[Data about app and page elements]
*****

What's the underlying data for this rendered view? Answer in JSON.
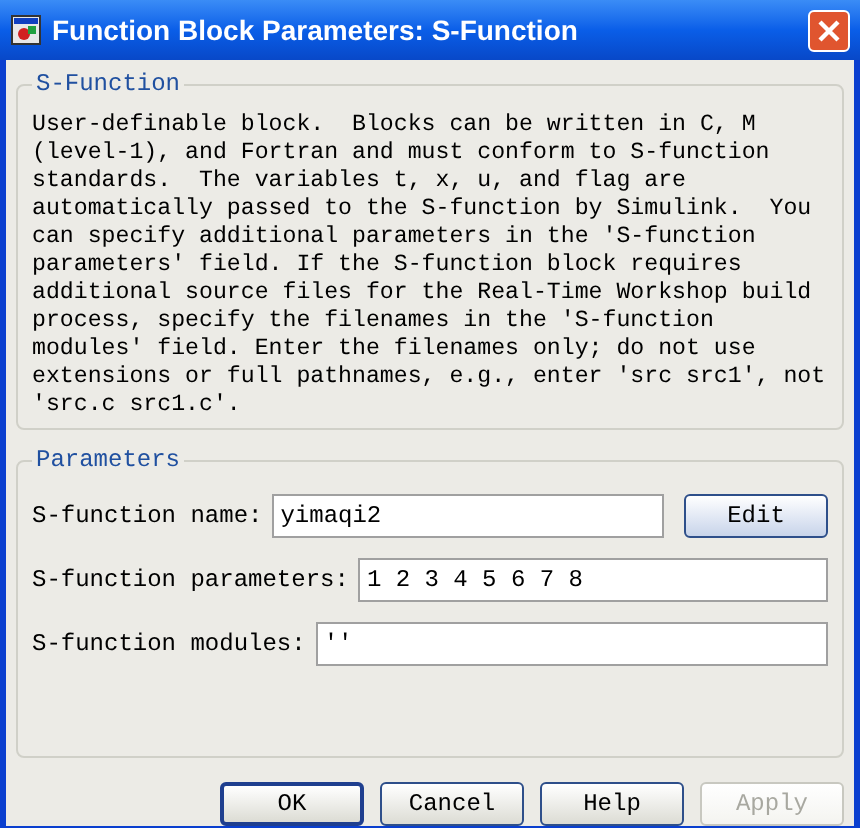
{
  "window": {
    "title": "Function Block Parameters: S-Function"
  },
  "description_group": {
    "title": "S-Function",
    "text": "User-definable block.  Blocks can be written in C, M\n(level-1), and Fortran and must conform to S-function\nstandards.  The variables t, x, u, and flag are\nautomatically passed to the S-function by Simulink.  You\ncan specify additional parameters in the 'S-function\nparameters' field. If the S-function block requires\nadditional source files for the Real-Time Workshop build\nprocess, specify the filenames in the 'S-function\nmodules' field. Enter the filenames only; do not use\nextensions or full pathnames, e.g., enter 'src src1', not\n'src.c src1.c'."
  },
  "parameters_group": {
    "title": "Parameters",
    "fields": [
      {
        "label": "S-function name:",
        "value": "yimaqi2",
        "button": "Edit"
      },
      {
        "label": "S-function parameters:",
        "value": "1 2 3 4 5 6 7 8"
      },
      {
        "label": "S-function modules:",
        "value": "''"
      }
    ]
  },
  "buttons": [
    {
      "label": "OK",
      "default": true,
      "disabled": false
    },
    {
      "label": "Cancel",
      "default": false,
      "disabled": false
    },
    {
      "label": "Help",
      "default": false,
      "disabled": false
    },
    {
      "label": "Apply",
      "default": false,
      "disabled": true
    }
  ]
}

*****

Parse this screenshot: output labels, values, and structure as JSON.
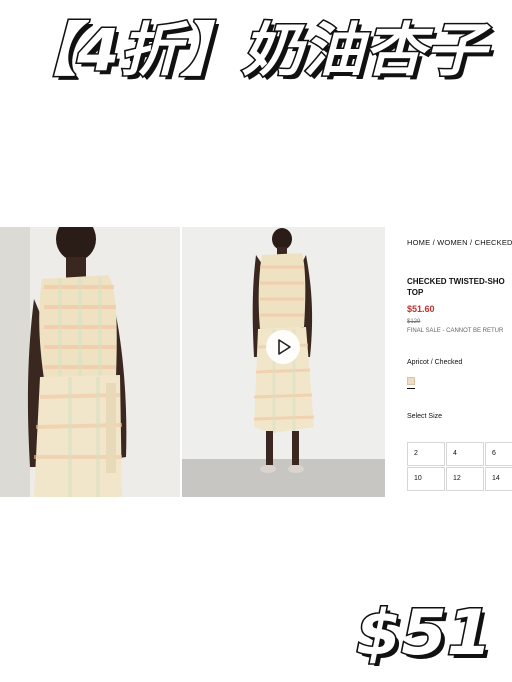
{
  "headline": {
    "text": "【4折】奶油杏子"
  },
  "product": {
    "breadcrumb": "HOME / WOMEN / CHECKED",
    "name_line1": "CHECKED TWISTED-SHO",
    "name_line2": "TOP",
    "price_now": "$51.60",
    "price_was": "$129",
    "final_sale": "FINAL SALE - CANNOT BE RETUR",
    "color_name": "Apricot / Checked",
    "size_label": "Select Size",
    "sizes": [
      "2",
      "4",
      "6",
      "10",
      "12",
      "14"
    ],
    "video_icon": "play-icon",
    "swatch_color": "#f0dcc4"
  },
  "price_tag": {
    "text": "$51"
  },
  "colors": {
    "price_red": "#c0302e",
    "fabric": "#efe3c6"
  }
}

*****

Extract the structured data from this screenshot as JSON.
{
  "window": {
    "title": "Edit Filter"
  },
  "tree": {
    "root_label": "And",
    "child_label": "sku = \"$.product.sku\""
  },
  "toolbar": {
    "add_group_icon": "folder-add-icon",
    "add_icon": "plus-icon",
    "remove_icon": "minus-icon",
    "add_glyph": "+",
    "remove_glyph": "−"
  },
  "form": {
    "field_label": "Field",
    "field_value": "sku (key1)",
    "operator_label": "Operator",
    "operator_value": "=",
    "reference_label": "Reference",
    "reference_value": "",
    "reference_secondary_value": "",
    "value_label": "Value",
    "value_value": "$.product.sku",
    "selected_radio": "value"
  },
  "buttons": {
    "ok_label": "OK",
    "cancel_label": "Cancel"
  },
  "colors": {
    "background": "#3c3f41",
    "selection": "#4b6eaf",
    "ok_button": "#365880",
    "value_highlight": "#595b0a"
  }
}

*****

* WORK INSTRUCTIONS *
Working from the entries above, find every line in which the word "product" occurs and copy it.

* ANSWER SPACE *
  "product": {
    "child_label": "sku = \"$.product.sku\""
    "value_value": "$.product.sku",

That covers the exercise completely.